After Record Losses: Are Catastrophe Bonds Once Again a Worthwhile Option?
One asset class that is underperforming in 2017 is catastrophe bonds. However, after the hurricane damages in recent months, they are sparking renewed interest – especially among family offices and professional investors. This is because attractive risk premiums are paid for catastrophe bonds.
Catastrophe bonds are securities that provide a type of indirect insurance against natural disasters. This year, they took a beating due to the severe storms in the USA. After the recent losses, are they now a good counter-cyclical investment?
Discrepancies between objectively and subjectively perceived risks are nothing new. After long periods without any loss events, we often underestimate the objective risk of damage. And the opposite is true immediately after loss events, when we usually overestimate risk. This helps insurers to sell new policies with above-average premiums in the aftermath of catastrophes, thus recouping a portion of their risk costs.
Estimated damages for the natural disasters in 2017 appear to be accumulating to a tragic annual record, as shown in the chart below.
Many severe events in 2017
August 25, 2017: Hurricane Harvey (Cat 4)
September 6, 2017: Hurricane Irma (Cat 4)
September 7, 2017: 8.1 Magnitude Earthquake in Mexico
September 19, 2017: 7.1 Magnitude Earthquake in Mexico
September 9, 2017: Hurricane Maria (Cat 5)
US wind is the peak risk exposure in the property reinsurance market due to the high concentration of insurance values which are exposed to severe hurricane risk. 2017 brought one of the most intense periods of natural catastrophe events in history.
The industry loss numbers are still uncertain, but there is no doubt that 2017 will become one of the most expensive – perhaps even the most expensive year for the insurance industry.

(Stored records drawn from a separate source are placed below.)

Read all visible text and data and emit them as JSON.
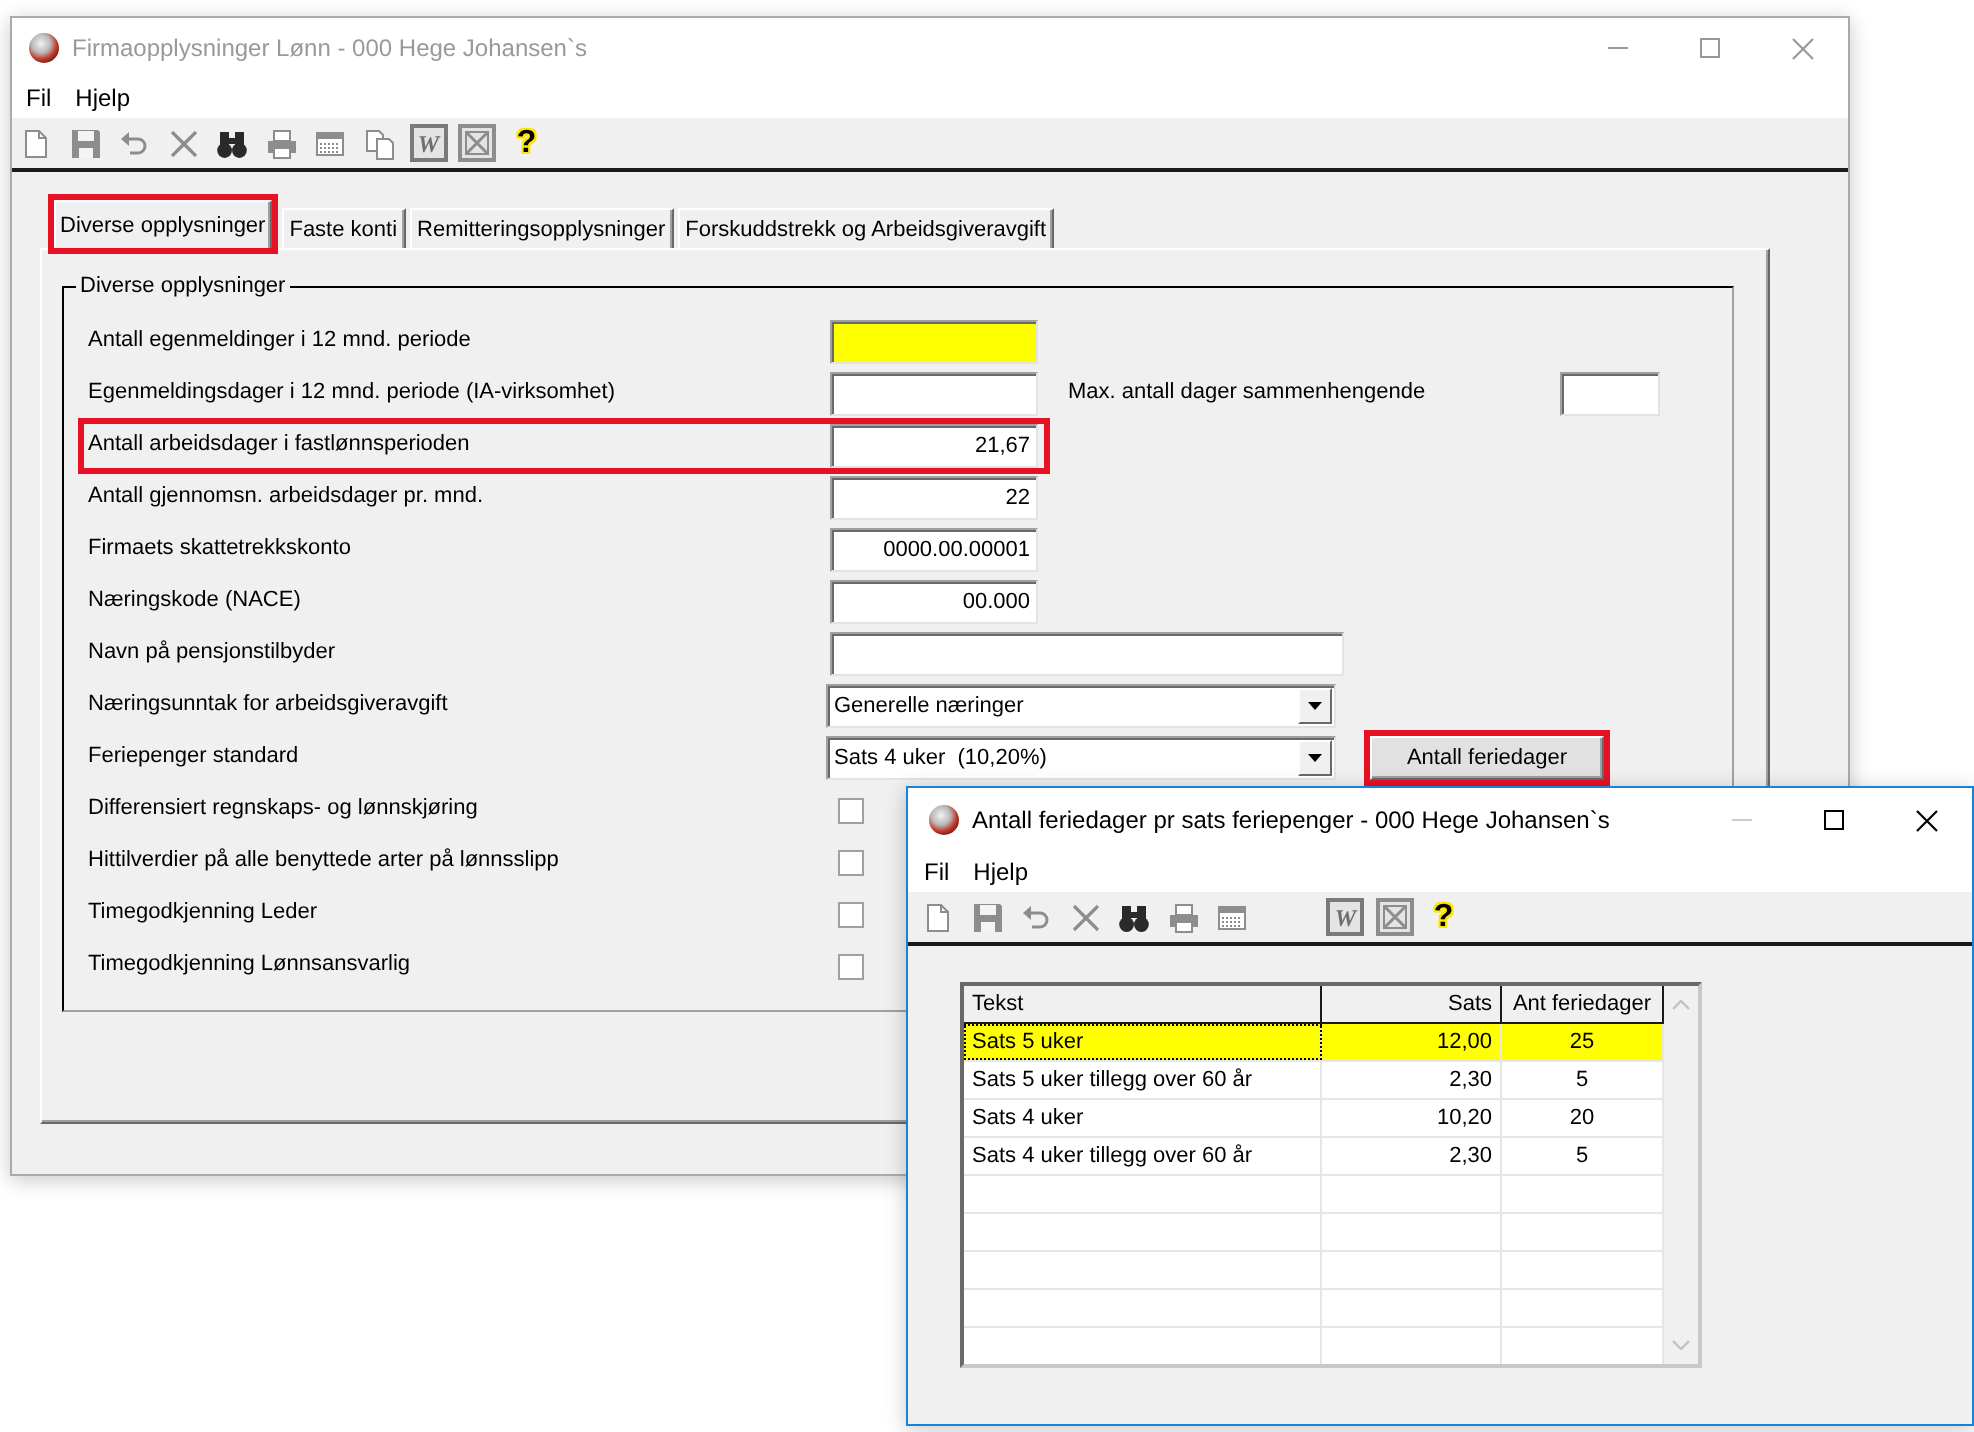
{
  "main_window": {
    "title": "Firmaopplysninger Lønn - 000 Hege Johansen`s",
    "active": false,
    "minimize_disabled": false,
    "menu": [
      "Fil",
      "Hjelp"
    ],
    "toolbar": [
      {
        "kind": "new",
        "disabled": true
      },
      {
        "kind": "save",
        "disabled": true
      },
      {
        "kind": "undo",
        "disabled": true
      },
      {
        "kind": "delete",
        "disabled": true
      },
      {
        "kind": "find",
        "disabled": false
      },
      {
        "kind": "print",
        "disabled": true
      },
      {
        "kind": "calendar",
        "disabled": true
      },
      {
        "kind": "copy",
        "disabled": true
      },
      {
        "kind": "word",
        "glyph": "W",
        "disabled": true
      },
      {
        "kind": "excel",
        "disabled": true
      },
      {
        "kind": "help",
        "glyph": "?",
        "disabled": false
      }
    ],
    "tabs": [
      {
        "label": "Diverse opplysninger",
        "selected": true,
        "highlighted": true
      },
      {
        "label": "Faste konti",
        "selected": false,
        "highlighted": false
      },
      {
        "label": "Remitteringsopplysninger",
        "selected": false,
        "highlighted": false
      },
      {
        "label": "Forskuddstrekk og Arbeidsgiveravgift",
        "selected": false,
        "highlighted": false
      }
    ],
    "group": {
      "title": "Diverse opplysninger",
      "rows": [
        {
          "kind": "text",
          "label": "Antall egenmeldinger i 12 mnd. periode",
          "focused": true,
          "highlighted": false
        },
        {
          "kind": "text",
          "label": "Egenmeldingsdager i 12 mnd. periode (IA-virksomhet)",
          "focused": false,
          "highlighted": false,
          "side_field": {
            "label": "Max. antall dager sammenhengende"
          }
        },
        {
          "kind": "text",
          "label": "Antall arbeidsdager i fastlønnsperioden",
          "value": "21,67",
          "focused": false,
          "highlighted": true
        },
        {
          "kind": "text",
          "label": "Antall gjennomsn. arbeidsdager pr. mnd.",
          "value": "22",
          "focused": false,
          "highlighted": false
        },
        {
          "kind": "text",
          "label": "Firmaets skattetrekkskonto",
          "value": "0000.00.00001",
          "focused": false,
          "highlighted": false
        },
        {
          "kind": "text",
          "label": "Næringskode (NACE)",
          "value": "00.000",
          "focused": false,
          "highlighted": false
        },
        {
          "kind": "longtext",
          "label": "Navn på pensjonstilbyder",
          "focused": false,
          "highlighted": false
        },
        {
          "kind": "combo",
          "label": "Næringsunntak for arbeidsgiveravgift",
          "value": "Generelle næringer",
          "highlighted": false
        },
        {
          "kind": "combo",
          "label": "Feriepenger standard",
          "value": "Sats 4 uker  (10,20%)",
          "highlighted": false,
          "button": {
            "label": "Antall feriedager",
            "highlighted": true
          }
        },
        {
          "kind": "checkbox",
          "label": "Differensiert regnskaps- og lønnskjøring",
          "checked": false,
          "highlighted": false
        },
        {
          "kind": "checkbox",
          "label": "Hittilverdier på alle benyttede arter på lønnsslipp",
          "checked": false,
          "highlighted": false
        },
        {
          "kind": "checkbox",
          "label": "Timegodkjenning Leder",
          "checked": false,
          "highlighted": false
        },
        {
          "kind": "checkbox",
          "label": "Timegodkjenning Lønnsansvarlig",
          "checked": false,
          "highlighted": false
        }
      ]
    }
  },
  "dialog": {
    "title": "Antall feriedager pr sats feriepenger - 000 Hege Johansen`s",
    "active": true,
    "minimize_disabled": true,
    "menu": [
      "Fil",
      "Hjelp"
    ],
    "toolbar": [
      {
        "kind": "new",
        "disabled": true
      },
      {
        "kind": "save",
        "disabled": true
      },
      {
        "kind": "undo",
        "disabled": true
      },
      {
        "kind": "delete",
        "disabled": true
      },
      {
        "kind": "find",
        "disabled": false
      },
      {
        "kind": "print",
        "disabled": true
      },
      {
        "kind": "calendar",
        "disabled": true
      },
      {
        "kind": "word",
        "glyph": "W",
        "disabled": true
      },
      {
        "kind": "excel",
        "disabled": true
      },
      {
        "kind": "help",
        "glyph": "?",
        "disabled": false
      }
    ],
    "table": {
      "columns": [
        "Tekst",
        "Sats",
        "Ant feriedager"
      ],
      "rows": [
        {
          "cells": [
            "Sats 5 uker",
            "12,00",
            "25"
          ],
          "selected": true
        },
        {
          "cells": [
            "Sats 5 uker tillegg over 60 år",
            "2,30",
            "5"
          ],
          "selected": false
        },
        {
          "cells": [
            "Sats 4 uker",
            "10,20",
            "20"
          ],
          "selected": false
        },
        {
          "cells": [
            "Sats 4 uker tillegg over 60 år",
            "2,30",
            "5"
          ],
          "selected": false
        }
      ]
    }
  }
}
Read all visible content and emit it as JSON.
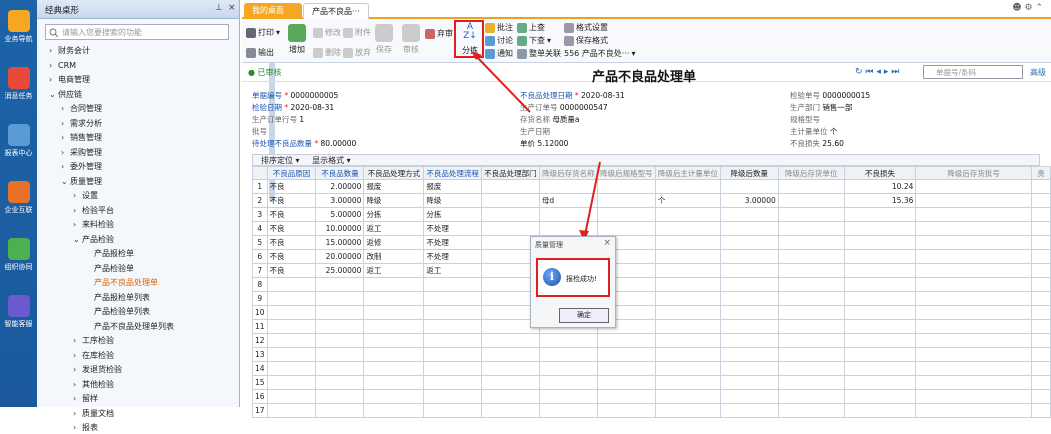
{
  "leftbar": [
    "业务导航",
    "消息任务",
    "报表中心",
    "企业互联",
    "组织协同",
    "智能客服"
  ],
  "nav": {
    "title": "经典桌形",
    "search_placeholder": "请输入您要搜索的功能",
    "items": [
      {
        "t": "财务会计",
        "l": 0,
        "e": "›"
      },
      {
        "t": "CRM",
        "l": 0,
        "e": "›"
      },
      {
        "t": "电商管理",
        "l": 0,
        "e": "›"
      },
      {
        "t": "供应链",
        "l": 0,
        "e": "⌄"
      },
      {
        "t": "合同管理",
        "l": 1,
        "e": "›"
      },
      {
        "t": "需求分析",
        "l": 1,
        "e": "›"
      },
      {
        "t": "销售管理",
        "l": 1,
        "e": "›"
      },
      {
        "t": "采购管理",
        "l": 1,
        "e": "›"
      },
      {
        "t": "委外管理",
        "l": 1,
        "e": "›"
      },
      {
        "t": "质量管理",
        "l": 1,
        "e": "⌄"
      },
      {
        "t": "设置",
        "l": 2,
        "e": "›"
      },
      {
        "t": "检验平台",
        "l": 2,
        "e": "›"
      },
      {
        "t": "来料检验",
        "l": 2,
        "e": "›"
      },
      {
        "t": "产品检验",
        "l": 2,
        "e": "⌄"
      },
      {
        "t": "产品报检单",
        "l": 3,
        "e": ""
      },
      {
        "t": "产品检验单",
        "l": 3,
        "e": ""
      },
      {
        "t": "产品不良品处理单",
        "l": 3,
        "e": "",
        "sel": true
      },
      {
        "t": "产品报检单列表",
        "l": 3,
        "e": ""
      },
      {
        "t": "产品检验单列表",
        "l": 3,
        "e": ""
      },
      {
        "t": "产品不良品处理单列表",
        "l": 3,
        "e": ""
      },
      {
        "t": "工序检验",
        "l": 2,
        "e": "›"
      },
      {
        "t": "在库检验",
        "l": 2,
        "e": "›"
      },
      {
        "t": "发退货检验",
        "l": 2,
        "e": "›"
      },
      {
        "t": "其他检验",
        "l": 2,
        "e": "›"
      },
      {
        "t": "留样",
        "l": 2,
        "e": "›"
      },
      {
        "t": "质量文档",
        "l": 2,
        "e": "›"
      },
      {
        "t": "报表",
        "l": 2,
        "e": "›"
      }
    ]
  },
  "tabs": [
    "我的桌面",
    "产品不良品···"
  ],
  "toolbar": {
    "print": "打印",
    "output": "输出",
    "add": "增加",
    "modify": "修改",
    "attach": "附件",
    "delete": "删除",
    "abandon": "放弃",
    "save": "保存",
    "audit": "审核",
    "unaudit": "弃审",
    "sort": "分拣",
    "approve": "批注",
    "discuss": "讨论",
    "notify": "通知",
    "prev": "上查",
    "next": "下查",
    "link": "整单关联",
    "fmt": "格式设置",
    "savefmt": "保存格式",
    "fmtname": "556 产品不良处···"
  },
  "header": {
    "status": "已审核",
    "title": "产品不良品处理单",
    "search_placeholder": "单据号/条码",
    "advanced": "高级"
  },
  "form": {
    "doc_no_l": "单据编号",
    "doc_no": "0000000005",
    "rt_l": "不良品处理日期",
    "rt": "2020-08-31",
    "ins_no_l": "检验单号",
    "ins_no": "0000000015",
    "ins_date_l": "检验日期",
    "ins_date": "2020-08-31",
    "po_l": "生产订单号",
    "po": "0000000547",
    "dept_l": "生产部门",
    "dept": "销售一部",
    "porow_l": "生产订单行号",
    "porow": "1",
    "inv_l": "存货名称",
    "inv": "母质量a",
    "spec_l": "规格型号",
    "spec": "",
    "lot_l": "批号",
    "lot": "",
    "pd_l": "生产日期",
    "pd": "",
    "unit_l": "主计量单位",
    "unit": "个",
    "qty_l": "待处理不良品数量",
    "qty": "80.00000",
    "price_l": "单价",
    "price": "5.12000",
    "loss_l": "不良损失",
    "loss": "25.60"
  },
  "grid": {
    "locate": "排序定位",
    "display": "显示格式",
    "cols": [
      "",
      "不良品原因",
      "不良品数量",
      "不良品处理方式",
      "不良品处理流程",
      "不良品处理部门",
      "降级后存货名称",
      "降级后规格型号",
      "降级后主计量单位",
      "降级后数量",
      "降级后存货单位",
      "不良损失",
      "降级后存货批号",
      "责"
    ],
    "rows": [
      [
        "1",
        "不良",
        "2.00000",
        "报废",
        "报废",
        "",
        "",
        "",
        "",
        "",
        "",
        "10.24",
        "",
        ""
      ],
      [
        "2",
        "不良",
        "3.00000",
        "降级",
        "降级",
        "",
        "母d",
        "",
        "个",
        "3.00000",
        "",
        "15.36",
        "",
        ""
      ],
      [
        "3",
        "不良",
        "5.00000",
        "分拣",
        "分拣",
        "",
        "",
        "",
        "",
        "",
        "",
        "",
        "",
        ""
      ],
      [
        "4",
        "不良",
        "10.00000",
        "返工",
        "不处理",
        "",
        "",
        "",
        "",
        "",
        "",
        "",
        "",
        ""
      ],
      [
        "5",
        "不良",
        "15.00000",
        "返修",
        "不处理",
        "",
        "",
        "",
        "",
        "",
        "",
        "",
        "",
        ""
      ],
      [
        "6",
        "不良",
        "20.00000",
        "改制",
        "不处理",
        "",
        "",
        "",
        "",
        "",
        "",
        "",
        "",
        ""
      ],
      [
        "7",
        "不良",
        "25.00000",
        "返工",
        "返工",
        "",
        "",
        "",
        "",
        "",
        "",
        "",
        "",
        ""
      ],
      [
        "8"
      ],
      [
        "9"
      ],
      [
        "10"
      ],
      [
        "11"
      ],
      [
        "12"
      ],
      [
        "13"
      ],
      [
        "14"
      ],
      [
        "15"
      ],
      [
        "16"
      ],
      [
        "17"
      ]
    ]
  },
  "dialog": {
    "title": "质量管理",
    "msg": "报检成功!",
    "ok": "确定"
  }
}
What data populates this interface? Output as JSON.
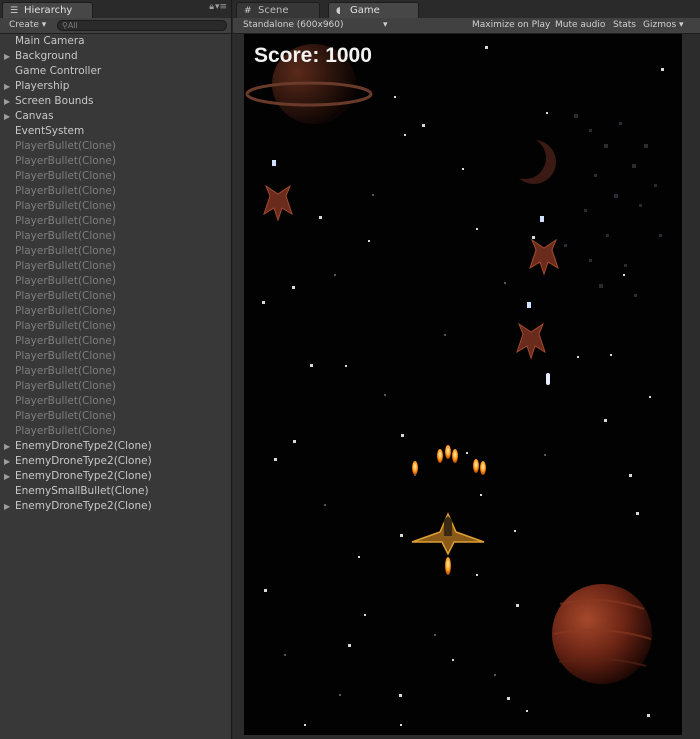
{
  "hierarchy": {
    "tab_label": "Hierarchy",
    "create_label": "Create",
    "search_placeholder": "All",
    "items": [
      {
        "label": "Main Camera",
        "expandable": false,
        "dim": false
      },
      {
        "label": "Background",
        "expandable": true,
        "dim": false
      },
      {
        "label": "Game Controller",
        "expandable": false,
        "dim": false
      },
      {
        "label": "Playership",
        "expandable": true,
        "dim": false
      },
      {
        "label": "Screen Bounds",
        "expandable": true,
        "dim": false
      },
      {
        "label": "Canvas",
        "expandable": true,
        "dim": false
      },
      {
        "label": "EventSystem",
        "expandable": false,
        "dim": false
      },
      {
        "label": "PlayerBullet(Clone)",
        "expandable": false,
        "dim": true
      },
      {
        "label": "PlayerBullet(Clone)",
        "expandable": false,
        "dim": true
      },
      {
        "label": "PlayerBullet(Clone)",
        "expandable": false,
        "dim": true
      },
      {
        "label": "PlayerBullet(Clone)",
        "expandable": false,
        "dim": true
      },
      {
        "label": "PlayerBullet(Clone)",
        "expandable": false,
        "dim": true
      },
      {
        "label": "PlayerBullet(Clone)",
        "expandable": false,
        "dim": true
      },
      {
        "label": "PlayerBullet(Clone)",
        "expandable": false,
        "dim": true
      },
      {
        "label": "PlayerBullet(Clone)",
        "expandable": false,
        "dim": true
      },
      {
        "label": "PlayerBullet(Clone)",
        "expandable": false,
        "dim": true
      },
      {
        "label": "PlayerBullet(Clone)",
        "expandable": false,
        "dim": true
      },
      {
        "label": "PlayerBullet(Clone)",
        "expandable": false,
        "dim": true
      },
      {
        "label": "PlayerBullet(Clone)",
        "expandable": false,
        "dim": true
      },
      {
        "label": "PlayerBullet(Clone)",
        "expandable": false,
        "dim": true
      },
      {
        "label": "PlayerBullet(Clone)",
        "expandable": false,
        "dim": true
      },
      {
        "label": "PlayerBullet(Clone)",
        "expandable": false,
        "dim": true
      },
      {
        "label": "PlayerBullet(Clone)",
        "expandable": false,
        "dim": true
      },
      {
        "label": "PlayerBullet(Clone)",
        "expandable": false,
        "dim": true
      },
      {
        "label": "PlayerBullet(Clone)",
        "expandable": false,
        "dim": true
      },
      {
        "label": "PlayerBullet(Clone)",
        "expandable": false,
        "dim": true
      },
      {
        "label": "PlayerBullet(Clone)",
        "expandable": false,
        "dim": true
      },
      {
        "label": "EnemyDroneType2(Clone)",
        "expandable": true,
        "dim": false
      },
      {
        "label": "EnemyDroneType2(Clone)",
        "expandable": true,
        "dim": false
      },
      {
        "label": "EnemyDroneType2(Clone)",
        "expandable": true,
        "dim": false
      },
      {
        "label": "EnemySmallBullet(Clone)",
        "expandable": false,
        "dim": false
      },
      {
        "label": "EnemyDroneType2(Clone)",
        "expandable": true,
        "dim": false
      }
    ]
  },
  "tabs": {
    "scene_label": "Scene",
    "game_label": "Game"
  },
  "game_toolbar": {
    "resolution_label": "Standalone (600x960)",
    "maximize_label": "Maximize on Play",
    "mute_label": "Mute audio",
    "stats_label": "Stats",
    "gizmos_label": "Gizmos"
  },
  "game": {
    "score_text": "Score: 1000"
  },
  "icons": {
    "hierarchy_tab": "hierarchy-list-icon",
    "scene_tab": "scene-grid-icon",
    "game_tab": "game-pacman-icon",
    "lock": "lock-icon",
    "menu": "panel-menu-icon",
    "expand": "expand-arrow-icon"
  },
  "colors": {
    "panel_bg": "#383838",
    "tab_bar_bg": "#2a2a2a",
    "viewport_bg": "#020202",
    "score_text": "#f2f2f2",
    "dim_text": "#7e7e7e",
    "normal_text": "#c8c8c8"
  }
}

Risk Premiums for Catastrophe Bonds Have Risen
An immediate consequence of the latest climate damages is that premiums for the relevant insurance have risen sharply. In fact, catastrophe bonds appear to offer reasonable buy-in opportunities with attractive, uncorrelated risk premiums.
For qualified investors, who are familiar with the particular risks attached to such catastrophe bonds, these risk premiums are certainly worth considering.